It is not a hard thing to fall in love with Barcelona. In fact, it is quite easy.
This combination of a civilized European city with a Catalan sort of rudeness can make anyone fall in love with this city immediately.
If you are about to spend few days in Barcelona this summer, here are few tips for you.
Last summer I spent (only) five days in Barcelona mainly for work (photography) and partly to walk in the footsteps of Gaudi, Miro and Picasso. I did some homework to know what I wanted to see, though when I travel and visit another city, I hardly if ever make any plans and prefer to go with the flow and find my own way back. My only agenda was to take on Barcelona as much as possible, eat tapas you can't find anywhere in the world, follow the Arts of Picasso, Gaudi and my favorite Miro and feel like I was one of the actors in one of Almadovar movies.
And my plan worked!
I spent most of my time in the Gracia neighborhood, the magical area between Avinguda Diagonal and Passeig de Gracia.
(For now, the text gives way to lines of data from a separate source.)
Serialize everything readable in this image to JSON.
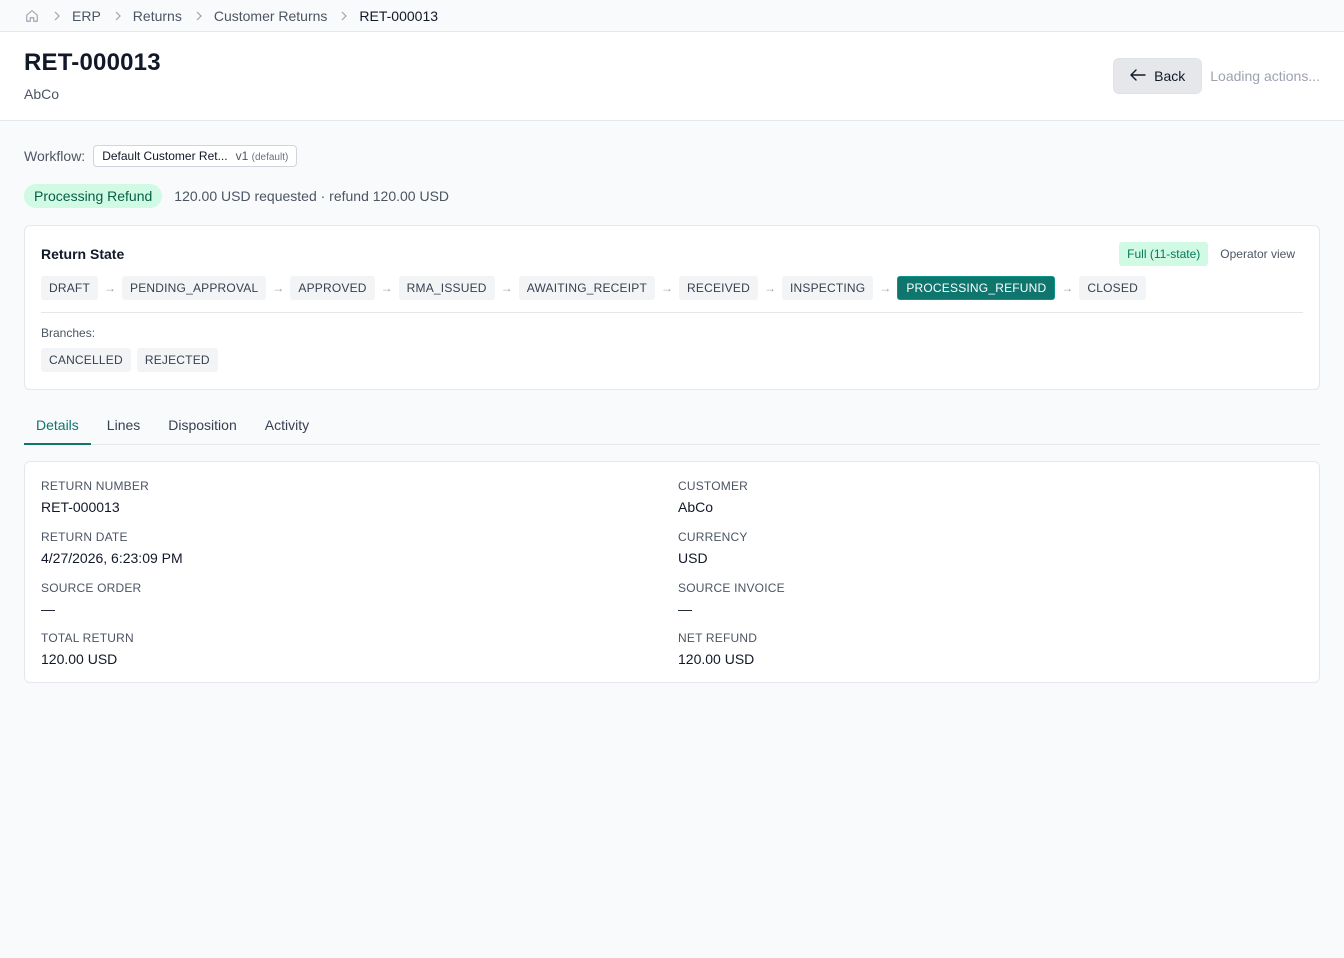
{
  "breadcrumb": {
    "items": [
      "ERP",
      "Returns",
      "Customer Returns",
      "RET-000013"
    ]
  },
  "header": {
    "title": "RET-000013",
    "subtitle": "AbCo",
    "back_label": "Back",
    "loading_label": "Loading actions..."
  },
  "workflow": {
    "label": "Workflow:",
    "name": "Default Customer Ret...",
    "version": "v1",
    "version_note": "(default)"
  },
  "status": {
    "pill": "Processing Refund",
    "summary": "120.00 USD requested · refund 120.00 USD"
  },
  "return_state": {
    "title": "Return State",
    "mode_badge": "Full (11-state)",
    "view_label": "Operator view",
    "states": [
      "DRAFT",
      "PENDING_APPROVAL",
      "APPROVED",
      "RMA_ISSUED",
      "AWAITING_RECEIPT",
      "RECEIVED",
      "INSPECTING",
      "PROCESSING_REFUND",
      "CLOSED"
    ],
    "active_state": "PROCESSING_REFUND",
    "arrow": "→",
    "branches_label": "Branches:",
    "branches": [
      "CANCELLED",
      "REJECTED"
    ]
  },
  "tabs": [
    {
      "label": "Details",
      "active": true
    },
    {
      "label": "Lines",
      "active": false
    },
    {
      "label": "Disposition",
      "active": false
    },
    {
      "label": "Activity",
      "active": false
    }
  ],
  "details": {
    "return_number": {
      "label": "RETURN NUMBER",
      "value": "RET-000013"
    },
    "customer": {
      "label": "CUSTOMER",
      "value": "AbCo"
    },
    "return_date": {
      "label": "RETURN DATE",
      "value": "4/27/2026, 6:23:09 PM"
    },
    "currency": {
      "label": "CURRENCY",
      "value": "USD"
    },
    "source_order": {
      "label": "SOURCE ORDER",
      "value": "—"
    },
    "source_invoice": {
      "label": "SOURCE INVOICE",
      "value": "—"
    },
    "total_return": {
      "label": "TOTAL RETURN",
      "value": "120.00 USD"
    },
    "net_refund": {
      "label": "NET REFUND",
      "value": "120.00 USD"
    }
  },
  "colors": {
    "accent": "#0f766e",
    "status_bg": "#d1fae5",
    "status_fg": "#065f46"
  },
  "icons": {
    "home": "home-icon",
    "separator": "chevron-right-icon",
    "back": "arrow-left-icon"
  }
}
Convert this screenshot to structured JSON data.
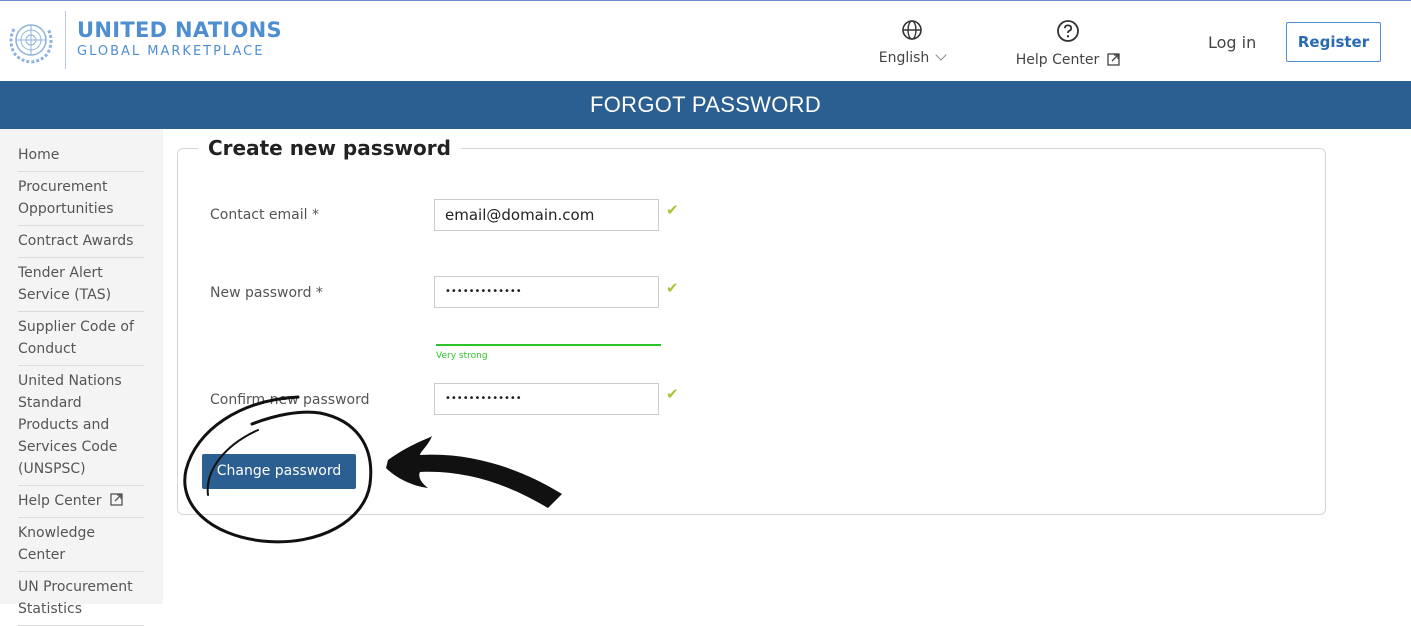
{
  "header": {
    "logo_title": "UNITED NATIONS",
    "logo_subtitle": "GLOBAL MARKETPLACE",
    "language": "English",
    "help_center": "Help Center",
    "login": "Log in",
    "register": "Register"
  },
  "banner": {
    "title": "FORGOT PASSWORD"
  },
  "sidebar": {
    "items": [
      {
        "label": "Home"
      },
      {
        "label": "Procurement Opportunities"
      },
      {
        "label": "Contract Awards"
      },
      {
        "label": "Tender Alert Service (TAS)"
      },
      {
        "label": "Supplier Code of Conduct"
      },
      {
        "label": "United Nations Standard Products and Services Code (UNSPSC)"
      },
      {
        "label": "Help Center",
        "external": true
      },
      {
        "label": "Knowledge Center"
      },
      {
        "label": "UN Procurement Statistics"
      }
    ]
  },
  "form": {
    "legend": "Create new password",
    "email_label": "Contact email *",
    "email_value": "email@domain.com",
    "new_password_label": "New password *",
    "new_password_value": "•••••••••••••",
    "strength_label": "Very strong",
    "confirm_label": "Confirm new password",
    "confirm_value": "•••••••••••••",
    "submit": "Change password"
  },
  "colors": {
    "accent": "#2b5f91",
    "brand_blue": "#4f8ed1",
    "valid_check": "#a8c53a",
    "strength": "#2cc42c"
  }
}
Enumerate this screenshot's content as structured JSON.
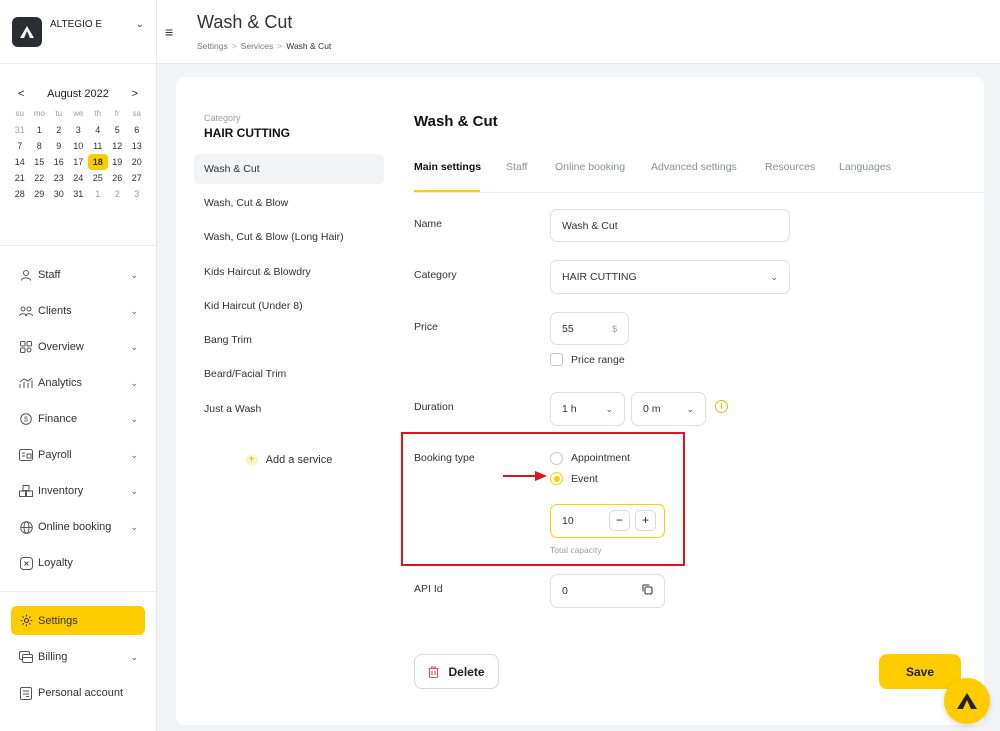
{
  "brand": {
    "name": "ALTEGIO E"
  },
  "calendar": {
    "month_label": "August 2022",
    "prev": "<",
    "next": ">",
    "weekdays": [
      "su",
      "mo",
      "tu",
      "we",
      "th",
      "fr",
      "sa"
    ],
    "weeks": [
      [
        "31",
        "1",
        "2",
        "3",
        "4",
        "5",
        "6"
      ],
      [
        "7",
        "8",
        "9",
        "10",
        "11",
        "12",
        "13"
      ],
      [
        "14",
        "15",
        "16",
        "17",
        "18",
        "19",
        "20"
      ],
      [
        "21",
        "22",
        "23",
        "24",
        "25",
        "26",
        "27"
      ],
      [
        "28",
        "29",
        "30",
        "31",
        "1",
        "2",
        "3"
      ]
    ],
    "selected_day": "18"
  },
  "nav": {
    "staff": "Staff",
    "clients": "Clients",
    "overview": "Overview",
    "analytics": "Analytics",
    "finance": "Finance",
    "payroll": "Payroll",
    "inventory": "Inventory",
    "online_booking": "Online booking",
    "loyalty": "Loyalty",
    "settings": "Settings",
    "billing": "Billing",
    "personal_account": "Personal account"
  },
  "header": {
    "title": "Wash & Cut",
    "breadcrumb": [
      "Settings",
      "Services",
      "Wash & Cut"
    ]
  },
  "services_panel": {
    "category_caption": "Category",
    "category_name": "HAIR CUTTING",
    "items": [
      "Wash & Cut",
      "Wash, Cut & Blow",
      "Wash, Cut & Blow (Long Hair)",
      "Kids Haircut & Blowdry",
      "Kid Haircut (Under 8)",
      "Bang Trim",
      "Beard/Facial Trim",
      "Just a Wash"
    ],
    "add_label": "Add a service"
  },
  "detail": {
    "title": "Wash & Cut",
    "tabs": [
      "Main settings",
      "Staff",
      "Online booking",
      "Advanced settings",
      "Resources",
      "Languages"
    ],
    "name_label": "Name",
    "name_value": "Wash & Cut",
    "category_label": "Category",
    "category_value": "HAIR CUTTING",
    "price_label": "Price",
    "price_value": "55",
    "currency": "$",
    "price_range_label": "Price range",
    "duration_label": "Duration",
    "duration_hours": "1 h",
    "duration_minutes": "0 m",
    "booking_type_label": "Booking type",
    "booking_options": [
      "Appointment",
      "Event"
    ],
    "booking_selected": "Event",
    "capacity_value": "10",
    "capacity_hint": "Total capacity",
    "api_label": "API Id",
    "api_value": "0",
    "delete_label": "Delete",
    "save_label": "Save"
  },
  "colors": {
    "accent": "#ffcc00",
    "highlight": "#e3121b",
    "delete_icon": "#e8533f"
  }
}
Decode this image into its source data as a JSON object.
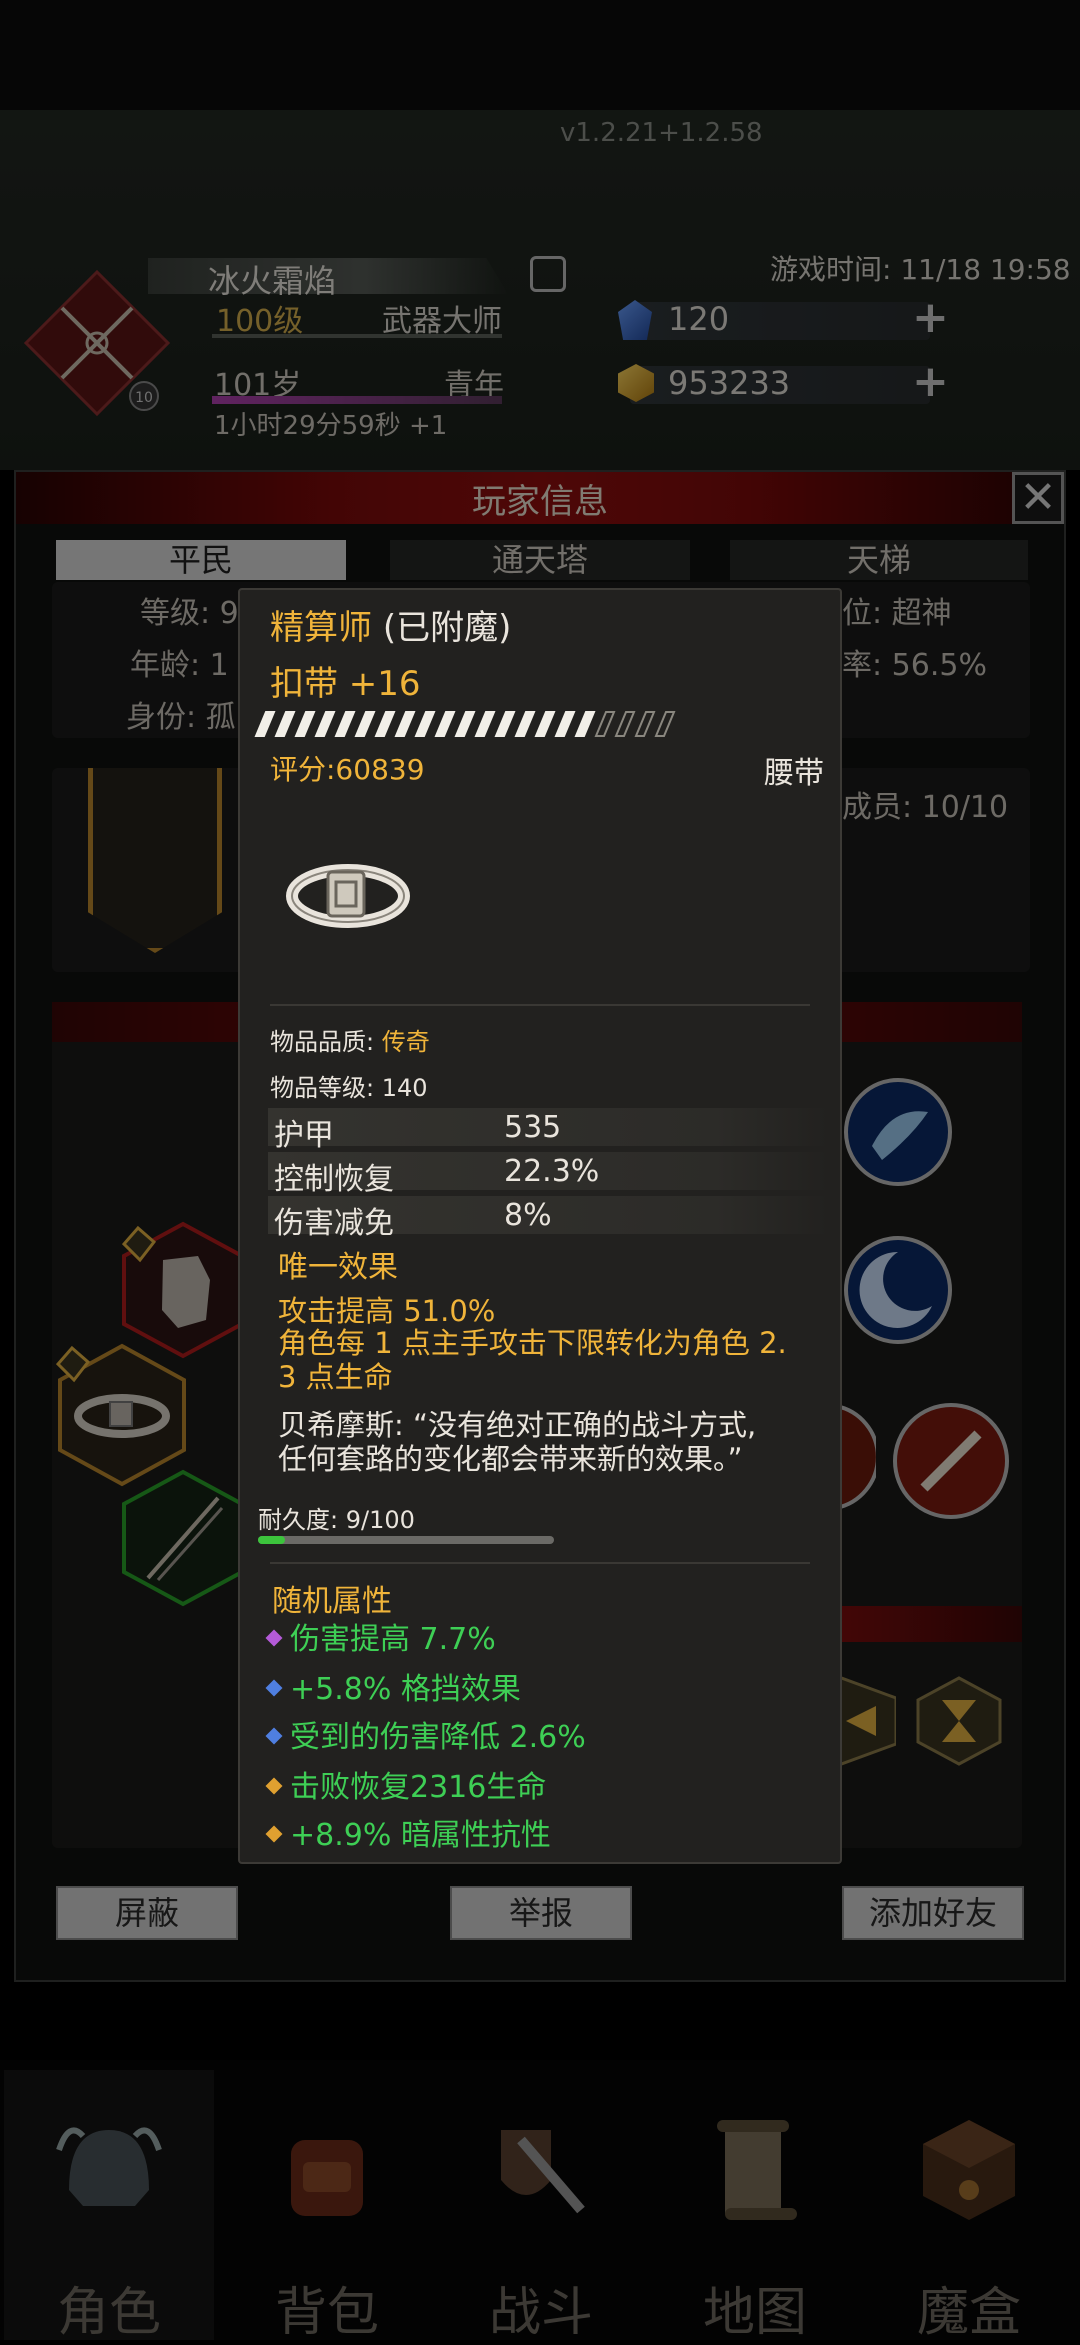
{
  "header": {
    "version": "v1.2.21+1.2.58",
    "player_name": "冰火霜焰",
    "level": "100级",
    "class": "武器大师",
    "age": "101岁",
    "age_stage": "青年",
    "play_time": "1小时29分59秒 +1",
    "game_time": "游戏时间: 11/18 19:58",
    "blue_gems": "120",
    "gold": "953233",
    "emblem_badge": "10"
  },
  "panel": {
    "title": "玩家信息",
    "tabs": [
      "平民",
      "通天塔",
      "天梯"
    ],
    "left_info": [
      "等级: 9",
      "年龄: 1",
      "身份: 孤"
    ],
    "right_info": [
      "位: 超神",
      "率: 56.5%"
    ],
    "members": "成员: 10/10",
    "buttons": {
      "block": "屏蔽",
      "report": "举报",
      "add_friend": "添加好友"
    }
  },
  "tooltip": {
    "title_main": "精算师",
    "title_sub": "(已附魔)",
    "item_name": "扣带 +16",
    "enchant_progress": 0.82,
    "score": "评分:60839",
    "slot": "腰带",
    "quality_label": "物品品质: ",
    "quality_value": "传奇",
    "item_level": "物品等级: 140",
    "stats": [
      {
        "name": "护甲",
        "value": "535"
      },
      {
        "name": "控制恢复",
        "value": "22.3%"
      },
      {
        "name": "伤害减免",
        "value": "8%"
      }
    ],
    "unique_title": "唯一效果",
    "unique_line1": "攻击提高 51.0%",
    "unique_line2": "角色每 1 点主手攻击下限转化为角色 2.",
    "unique_line3": "3 点生命",
    "quote_line1": "贝希摩斯: “没有绝对正确的战斗方式,",
    "quote_line2": "任何套路的变化都会带来新的效果。”",
    "durability": "耐久度: 9/100",
    "durability_ratio": 0.09,
    "random_title": "随机属性",
    "random_attrs": [
      {
        "text": "伤害提高 7.7%",
        "bullet_color": "#b45ad8"
      },
      {
        "text": "+5.8% 格挡效果",
        "bullet_color": "#4f7fe0"
      },
      {
        "text": "受到的伤害降低 2.6%",
        "bullet_color": "#4f7fe0"
      },
      {
        "text": "击败恢复2316生命",
        "bullet_color": "#e0a030"
      },
      {
        "text": "+8.9% 暗属性抗性",
        "bullet_color": "#e0a030"
      }
    ]
  },
  "nav": {
    "items": [
      "角色",
      "背包",
      "战斗",
      "地图",
      "魔盒"
    ]
  },
  "colors": {
    "gold_text": "#f0b43a",
    "green_text": "#3ecf55",
    "title_red": "#8e0e0e"
  }
}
For me, Gracia was the Barcelona equivalent to the West Village in New York, so in a way, I was a bit biased.
Gracia is, without a doubt, the playground or the backyard of Gaudi. In a short radius in the neighborhood, one can find the Casa Mila, Casa Batlló and the "will never be completed" church, La Sagrada Familia. My important recommendation, which is valid everywhere in Barcelona is to keep your head up and eyes open, exploring the balconies with the colorful tiles, the paintings on the buildings, the sculpted rooftops and the good looking Spanish guys walking toward you in the streets. Of course I recommend to keep your eyes open on your bags and valuables because Barcelona is well known (unfortunately) for its streets muggers.
I stayed in a cute and well designed boutique hotel, located right on Mallorca street. Like most of the streets in this area, Mallorca is such a pictorial street. A tree-lined street with several cafes, it most importantly has a bakery which sells delicious home-made cakes and chocolates. Do not let the front of the hotel fool you. This is not another building in a residential neighborhood. The hotel rooms look like they came out of any European design magazine and everything is full of chic and class, as only the Catalans know. There's nothing like waking up every morning in a room with a huge window overlooking the street and smell the bread being baked in the bakery below.
Note to self: Do not even think you can see all of Barcelona in five days, by foot. As a typical New Yorker who walks a lot, I am often amused when I see a crowded tourist bus passing down Broadway. I promised myself that when I visit a city, I would never get on a tourist bus. Well. I couldn't keep my promises, and I found myself one morning on one of these buses. As someone who always prefers to walk the streets, I highly recommend riding one of these buses at least once, to explore the city.
These buses can be found on Placa de Catalunya and all bus companies offer more or less the same routes, perhaps with minor changes in ways and turns. This is an excellent opportunity to reach the hills of Barcelona, Park Guell, Tibidabo and the area of Sarria, an old neighborhood, a little further from the center. Wandering the alleys of Sarria made me feel like I was in a picturesque rural town from old times. It was also during the siesta time, so maybe that's why...
No doubt that all the wandering in the streets have increased my appetite. I was still keeping my agenda to explore Barcelona but also discover its food and eat.
Gracia is packed with great restaurants and tapas bars. In fact, I think most of the well-designed and high-end restaurants are concentrated in this neighborhood. Unfortunately, five days were not enough to sample and taste all the places I have marked to myself as a "must visit," but the ones I did visit were really worth it.
Moo restaurant in Hotel Omm and Principal restaurant, which are both located near Casa Mila, were great choices. Combining the dining with a view of the city from Casa Mila's rooftop at dusk was a winner!
Bar Lobo, with its long communal tables was also a great choice and alternative for late lunch or an early dinner. Watching the people walking by while munching on tapas and drinking red wine is a "must do."
And don't forget the beach, which is a great experience by itself. Five days are not enough in Barcelona, but if you skip the siestas and somehow manage to skip the long lines, you may see plenty.
To read more about Barcelona, please visit my blog.
Follow Sivan Askayo on Twitter: www.twitter.com/SivanAskayo